Ultimately, culture is just caring, allowing people to innovate, to be part of that journey and have a say in it. Whether you’re a new graduate or a senior leader, everyone has great ideas, it’s not just designated to anyone who’s in the C suite level. Just keeping that mentality, as you grow is vital. Why on earth would you not want to do that? Admittedly, businesses will turn around and say, ‘well, we’ve got 30,000 employees, we can’t do that’. There are always methods though – you can get regular real time feedback now from a load of providers. You can look at different areas, focus on different deliverables metrics, but provide people a voice so that they come on that journey with you. That’s the focus we’ll have as we grow.
To hear more about how to improve your company’s culture, listen to the full episode of The Talent & Growth Podcast here.

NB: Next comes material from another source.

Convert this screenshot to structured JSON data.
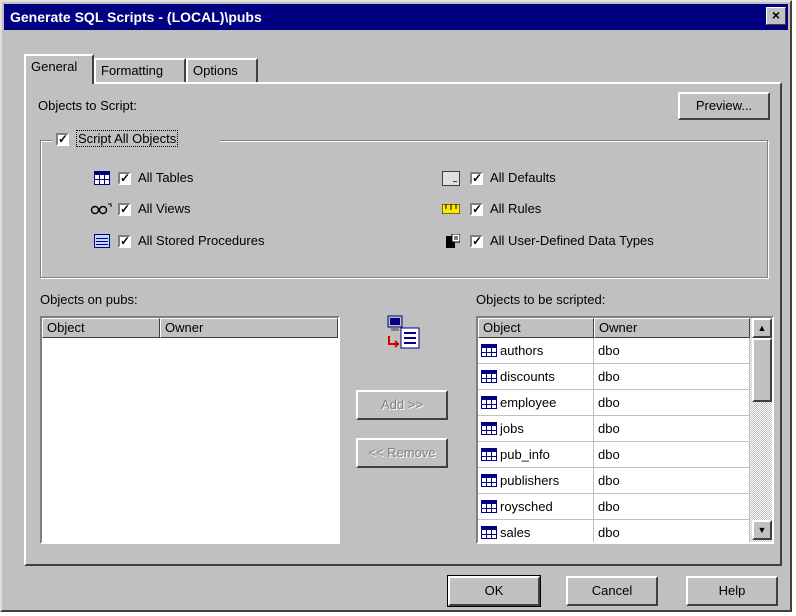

On Talent & Growth we speak to talent leaders about the challenges they face and their solutions for attraction and retention. If you’re interested in hearing about how companies are building a more diverse talent pool, how you can attract top people from the big players, ways to create a more inclusive interview process or learn about the latest and greatest automation software to make your life easier, then this is the podcast for you.